arebyte Gallery is pleased to announce the first exhibition of their 2019 programme. T itled Home, the programme attempts to reflect upon notions of housing and redevelopment, the disconnection of marginalised bodies, new ecologies for future ways of living and the relinquishing of control of such futures back to nature.
We can no longer decipher what is real or fake. Simulation has been a topic of concerned conversation for decades, and in recent years, the contours of a new contemporary art movement have begun to emerge.
The ‘Simulism’ movement has developed in resistance to the ethos of Silicon Valley, the ‘platforming’ and globalisation of culture, and the widespread availability of technologies of power like artificial intelligence, photorealistic CGI, and virtual and augmented reality. ‘Simulism’ simultaneously embraces and subverts technology, interrogating the slippery world in which we live, and proposing humanist and non-binary futures.
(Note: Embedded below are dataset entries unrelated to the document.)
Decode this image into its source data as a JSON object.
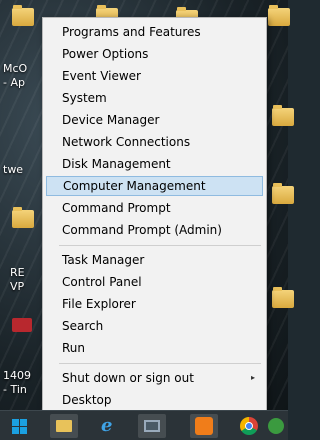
{
  "desktop": {
    "labels": [
      {
        "text": "McO"
      },
      {
        "text": "- Ap"
      },
      {
        "text": "twe"
      },
      {
        "text": "RE"
      },
      {
        "text": "VP"
      },
      {
        "text": "1409"
      },
      {
        "text": "- Tin"
      }
    ]
  },
  "menu": {
    "groups": [
      [
        "Programs and Features",
        "Power Options",
        "Event Viewer",
        "System",
        "Device Manager",
        "Network Connections",
        "Disk Management",
        "Computer Management",
        "Command Prompt",
        "Command Prompt (Admin)"
      ],
      [
        "Task Manager",
        "Control Panel",
        "File Explorer",
        "Search",
        "Run"
      ],
      [
        "Shut down or sign out",
        "Desktop"
      ]
    ],
    "selected": "Computer Management",
    "submenu_arrow": "▸"
  },
  "taskbar": {
    "icons": [
      "windows-start-icon",
      "file-explorer-icon",
      "internet-explorer-icon",
      "app-window-icon",
      "orange-app-icon",
      "chrome-icon",
      "green-app-icon"
    ]
  },
  "colors": {
    "menu_bg": "#f2f2f2",
    "selection_bg": "#cde2f3",
    "selection_border": "#8fbbe0",
    "taskbar": "#2b3338"
  }
}
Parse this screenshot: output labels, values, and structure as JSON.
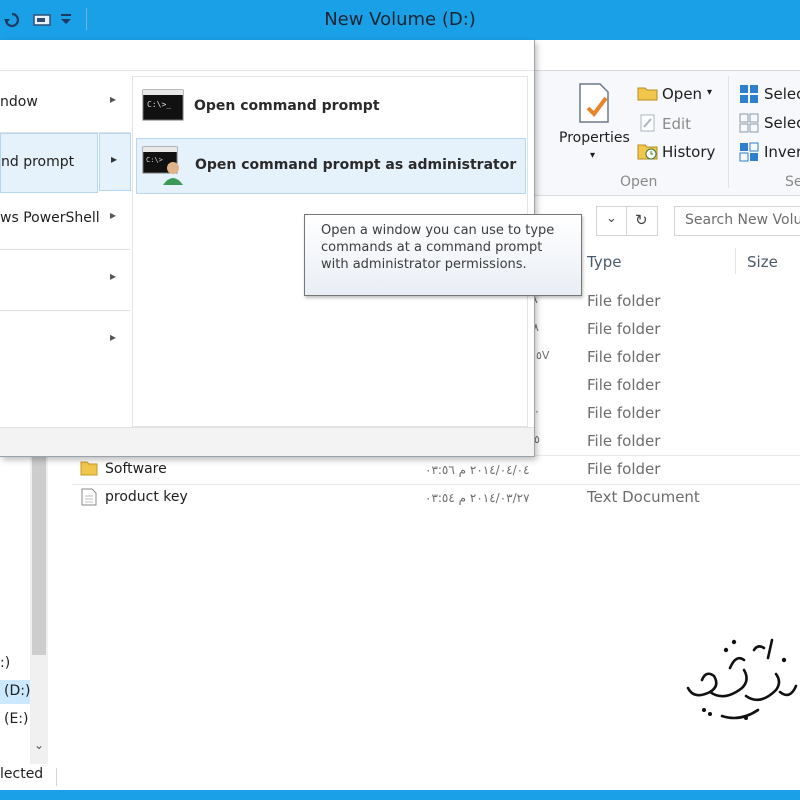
{
  "window": {
    "title": "New Volume (D:)"
  },
  "file_menu": {
    "items": [
      {
        "label": "ndow"
      },
      {
        "label": "nd prompt"
      },
      {
        "label": "ws PowerShell"
      },
      {
        "label": ""
      },
      {
        "label": ""
      }
    ],
    "submenu": [
      {
        "label": "Open command prompt",
        "icon": "cmd-icon"
      },
      {
        "label": "Open command prompt as administrator",
        "icon": "cmd-admin-icon"
      }
    ],
    "tooltip": "Open a window you can use to type commands at a command prompt with administrator permissions."
  },
  "ribbon": {
    "properties_label": "Properties",
    "open_label": "Open",
    "edit_label": "Edit",
    "history_label": "History",
    "open_group_label": "Open",
    "select_all_label": "Selec",
    "select_none_label": "Selec",
    "invert_label": "Invert",
    "select_group_label": "Se"
  },
  "search": {
    "placeholder": "Search New Volu"
  },
  "columns": {
    "type": "Type",
    "size": "Size"
  },
  "files": [
    {
      "name": "",
      "date": "A",
      "type": "File folder"
    },
    {
      "name": "",
      "date": "٨",
      "type": "File folder"
    },
    {
      "name": "",
      "date": "٥V",
      "type": "File folder"
    },
    {
      "name": "",
      "date": "",
      "type": "File folder"
    },
    {
      "name": "",
      "date": "٠",
      "type": "File folder"
    },
    {
      "name": "",
      "date": "٥",
      "type": "File folder"
    },
    {
      "name": "Software",
      "date": "٢٠١٤/٠٤/٠٤ م ٠٣:٥٦",
      "type": "File folder"
    },
    {
      "name": "product key",
      "date": "٢٠١٤/٠٣/٢٧ م ٠٣:٥٤",
      "type": "Text Document"
    }
  ],
  "nav_pane": [
    {
      "label": ":)"
    },
    {
      "label": "(D:)"
    },
    {
      "label": "(E:)"
    }
  ],
  "status": {
    "selected": "lected"
  },
  "colors": {
    "accent": "#1aa0e6",
    "selection": "#e5f1fb"
  }
}
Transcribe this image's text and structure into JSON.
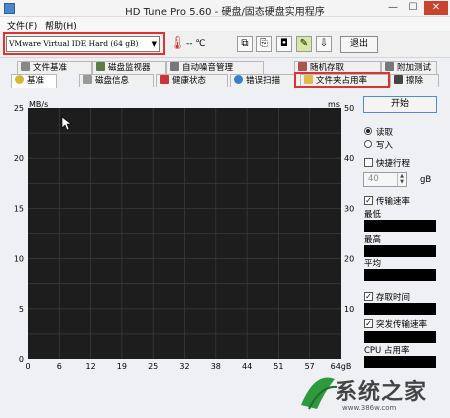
{
  "title": "HD Tune Pro 5.60 - 硬盘/固态硬盘实用程序",
  "menu": {
    "file": "文件(F)",
    "help": "帮助(H)"
  },
  "toolbar": {
    "drive": "VMware Virtual IDE Hard (64 gB)",
    "temperature": "-- ℃",
    "exit_label": "退出"
  },
  "tabs_row1": [
    {
      "label": "文件基准"
    },
    {
      "label": "磁盘监视器"
    },
    {
      "label": "自动噪音管理"
    },
    {
      "label": "随机存取"
    },
    {
      "label": "附加测试"
    }
  ],
  "tabs_row2": [
    {
      "label": "基准"
    },
    {
      "label": "磁盘信息"
    },
    {
      "label": "健康状态"
    },
    {
      "label": "错误扫描"
    },
    {
      "label": "文件夹占用率"
    },
    {
      "label": "擦除"
    }
  ],
  "chart_data": {
    "type": "line",
    "ylabel_left": "MB/s",
    "ylabel_right": "ms",
    "y_left_ticks": [
      "25",
      "20",
      "15",
      "10",
      "5",
      "0"
    ],
    "y_right_ticks": [
      "50",
      "40",
      "30",
      "20",
      "10"
    ],
    "x_ticks": [
      "0",
      "6",
      "12",
      "19",
      "25",
      "32",
      "38",
      "44",
      "51",
      "57",
      "64gB"
    ],
    "ylim_left": [
      0,
      25
    ],
    "ylim_right": [
      0,
      50
    ],
    "xlim": [
      0,
      64
    ],
    "grid": true,
    "series": []
  },
  "panel": {
    "start_label": "开始",
    "read_label": "读取",
    "write_label": "写入",
    "short_stroke_label": "快捷行程",
    "short_stroke_value": "40",
    "short_stroke_unit": "gB",
    "transfer_rate_label": "传输速率",
    "min_label": "最低",
    "max_label": "最高",
    "avg_label": "平均",
    "access_time_label": "存取时间",
    "burst_rate_label": "突发传输速率",
    "cpu_label": "CPU 占用率"
  },
  "watermark": {
    "text": "系统之家",
    "url": "www.386w.com"
  },
  "colors": {
    "highlight": "#dd3333",
    "plot_bg": "#1d1d1d",
    "grid": "#3a3a3a"
  }
}
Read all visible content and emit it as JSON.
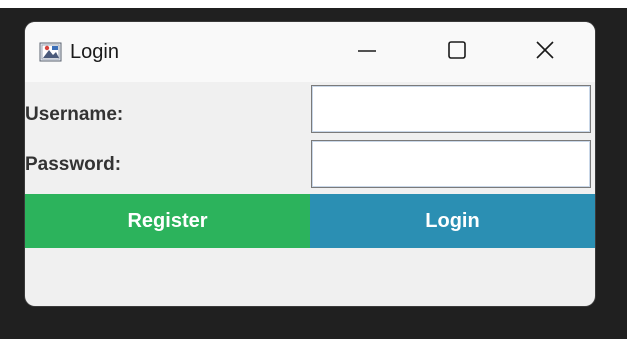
{
  "window": {
    "title": "Login"
  },
  "titlebar": {
    "app_icon": "login-app-icon",
    "minimize_icon": "minimize-icon",
    "maximize_icon": "maximize-icon",
    "close_icon": "close-icon"
  },
  "form": {
    "username_label": "Username:",
    "username_value": "",
    "password_label": "Password:",
    "password_value": ""
  },
  "buttons": {
    "register_label": "Register",
    "login_label": "Login"
  },
  "colors": {
    "register": "#2cb35c",
    "login": "#2b8fb3",
    "window_bg": "#f0f0f0"
  }
}
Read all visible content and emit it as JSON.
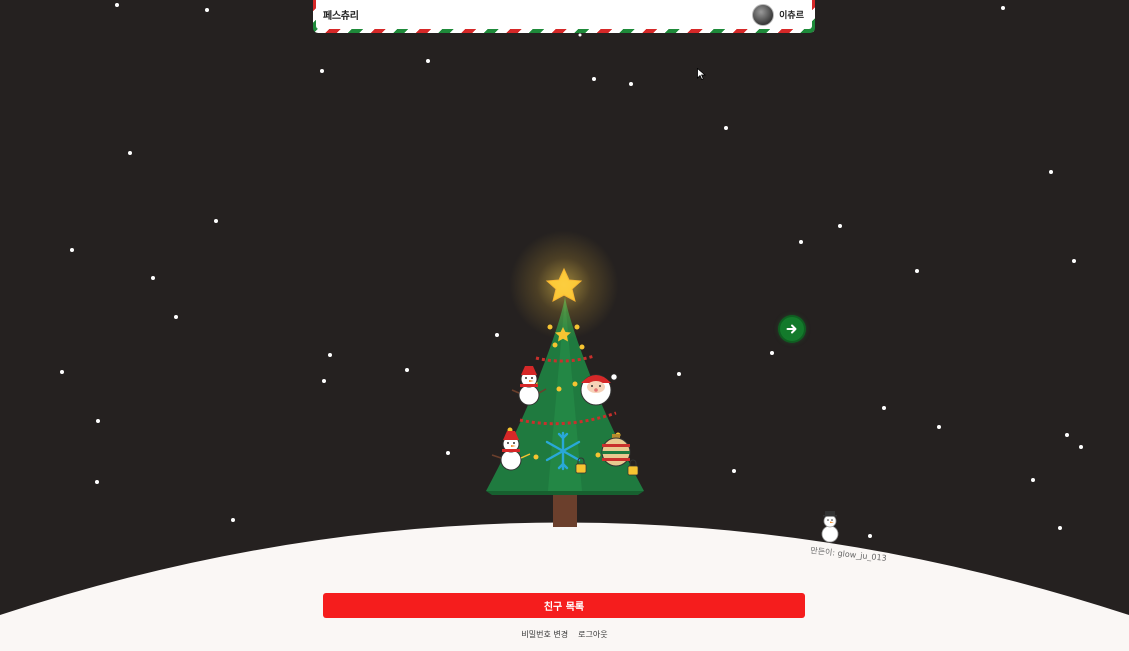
{
  "header": {
    "brand": "페스츄리",
    "username": "이츄르"
  },
  "credit": {
    "text": "만든이: glow_ju_013"
  },
  "actions": {
    "friends_button": "친구 목록",
    "change_password": "비밀번호 변경",
    "logout": "로그아웃"
  },
  "colors": {
    "background": "#252120",
    "snow": "#faf7f5",
    "accent_red": "#f51d1d",
    "tree_green": "#1f7a3f",
    "arrow_green": "#137a2b"
  },
  "icons": {
    "tree": "christmas-tree-icon",
    "star": "star-icon",
    "next": "arrow-right-icon",
    "snowman": "snowman-icon"
  }
}
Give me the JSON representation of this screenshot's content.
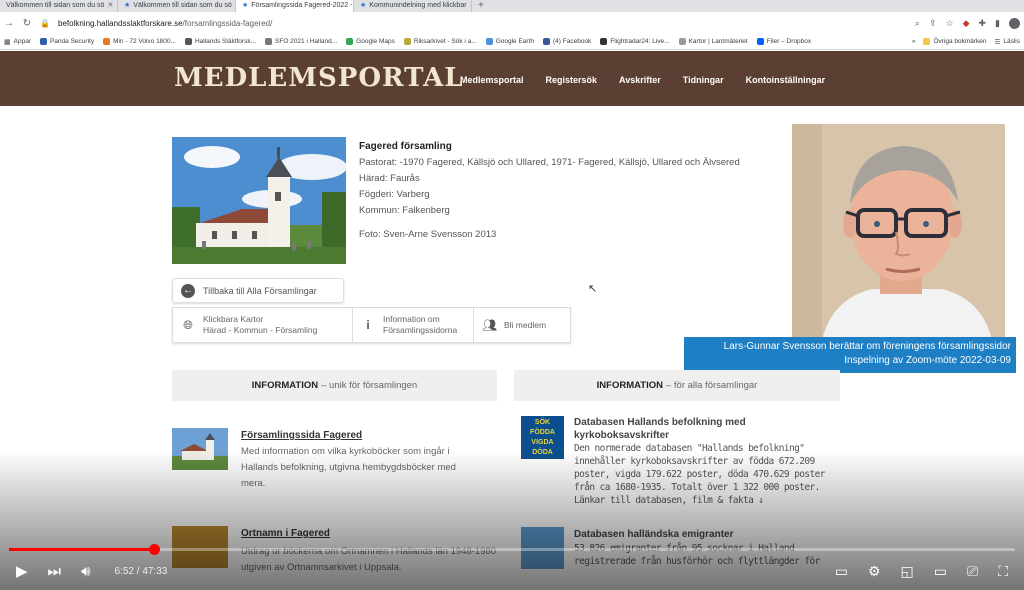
{
  "browser": {
    "tabs": [
      {
        "label": "Välkommen till sidan som du sö",
        "active": false
      },
      {
        "label": "Välkommen till sidan som du sö",
        "active": false
      },
      {
        "label": "Församlingssida Fagered-2022 -",
        "active": true
      },
      {
        "label": "Kommunindelning med klickbar",
        "active": false
      }
    ],
    "url_host": "befolkning.hallandsslaktforskare.se",
    "url_path": "/forsamlingssida-fagered/",
    "bookmarks": [
      "Appar",
      "Panda Security",
      "Min - 72 Volvo 1800...",
      "Hallands Släktforsk...",
      "SFO 2021 i Halland...",
      "Google Maps",
      "Riksarkivet - Sök i a...",
      "Google Earth",
      "(4) Facebook",
      "Flightradar24: Live...",
      "Kartor | Lantmäteriet",
      "Filer – Dropbox"
    ],
    "bookmarks_more": "»",
    "bookmarks_other": "Övriga bokmärken",
    "bookmarks_reading": "Läslis"
  },
  "site": {
    "logo": "MEDLEMSPORTAL",
    "nav": [
      "Medlemsportal",
      "Registersök",
      "Avskrifter",
      "Tidningar",
      "Kontoinställningar"
    ]
  },
  "parish": {
    "name": "Fagered församling",
    "pastorat": "Pastorat: -1970 Fagered, Källsjö och Ullared, 1971- Fagered, Källsjö, Ullared och Älvsered",
    "harad": "Härad: Faurås",
    "fogderi": "Fögderi: Varberg",
    "kommun": "Kommun: Falkenberg",
    "foto": "Foto: Sven-Arne Svensson 2013"
  },
  "buttons": {
    "back": "Tillbaka till Alla Församlingar",
    "maps_line1": "Klickbara Kartor",
    "maps_line2": "Härad - Kommun - Församling",
    "info_line1": "Information om",
    "info_line2": "Församlingssidorna",
    "member": "Bli medlem"
  },
  "presenter": {
    "caption_line1": "Lars-Gunnar Svensson berättar om föreningens församlingssidor",
    "caption_line2": "Inspelning av Zoom-möte 2022-03-09"
  },
  "columns": {
    "left_bold": "INFORMATION",
    "left_rest": "– unik för församlingen",
    "right_bold": "INFORMATION",
    "right_rest": "– för alla församlingar"
  },
  "left_items": [
    {
      "title": "Församlingssida Fagered",
      "desc": "Med information om vilka kyrkoböcker som ingår i Hallands befolkning, utgivna hembygdsböcker med mera."
    },
    {
      "title": "Ortnamn i Fagered ",
      "desc": "Utdrag ur böckerna om Ortnamnen i Hallands län 1948-1980 utgiven av Ortnamnsarkivet i Uppsala."
    }
  ],
  "right_items": [
    {
      "badge": [
        "SÖK",
        "FÖDDA",
        "VIGDA",
        "DÖDA"
      ],
      "title": "Databasen Hallands befolkning med kyrkoboksavskrifter",
      "desc": "Den normerade databasen \"Hallands befolkning\" innehåller kyrkoboksavskrifter av födda 672.209 poster, vigda 179.622 poster, döda 470.629 poster från ca 1680-1935. Totalt över 1 322 000 poster. Länkar till databasen, film & fakta ↓"
    },
    {
      "title": "Databasen halländska emigranter",
      "desc": "53 826 emigranter från 95 socknar i Halland registrerade från husförhör och flyttlängder för"
    }
  ],
  "player": {
    "time": "6:52 / 47:33",
    "progress_fraction": 0.144,
    "accent": "#ff0000"
  }
}
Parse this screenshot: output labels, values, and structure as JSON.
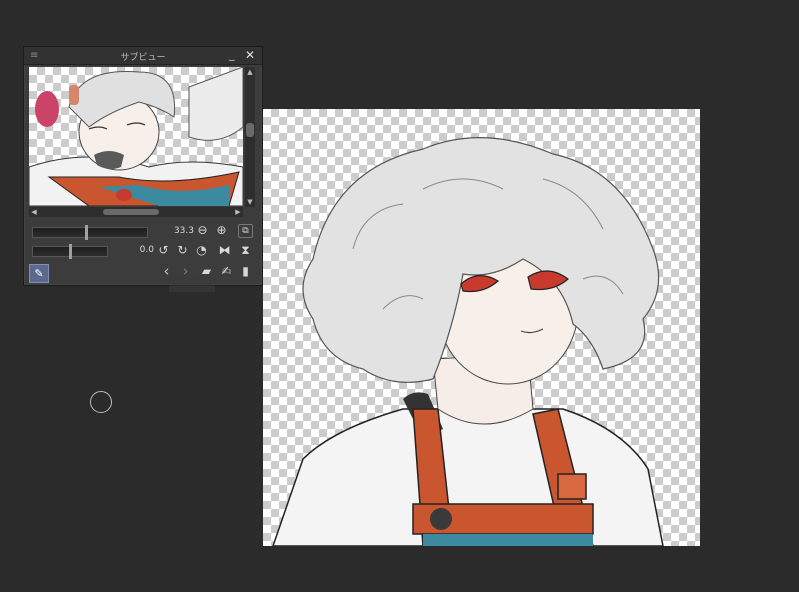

In a 1977 lecture, Philip K. Dick spoke of counterfeit, deranged, private worlds where alternative experiences branch off and possible futures emerge, revealing the layers of simulation mediating contemporary culture. Simulacra and Simulation , a Jean Baudrillard treatise from the early 1980s, explored how signs, symbols, realities, and societies entwine into shared experiences—and how the saturation of such simulacra was beginning to render all meaning meaningless, long before we immersed ourselves in the overwhelming onslaught of digital stimulation we take for granted today. In her Cyborg Manifesto (1984) Donna Haraway explains the virtual camera emulates rules of the real world, but in a symbolic manner. The virtual camera symbolically embodies a liminal space, an interface that enhances our physical bodies with a prosthetic extension.
Curated by Kelani Nichole of TRANSFER and featuring works by Morehshin Allahyari, LaTurbo Avedon, Snow Yunxue Fu, Carla Gannis, Claudia Hart, Lorna Mills, Eva Papamargariti, Pussykrew, Sabrina Ratté, Amina Ross, and Alan Warburton RE-FIGURE-GROUND explores myth, identity, and the body. It proposes a softening – opening up an alternative view to the ideologies of Silicon Valley. Virtual space is inhabited with queer bodies; the boundaries of technology and the body are blurred, as are the lines between author, image, and algorithm. The artists unapologetically disrupt normative cultural production, demonstrating what it means to inhabit this infinitely malleable world.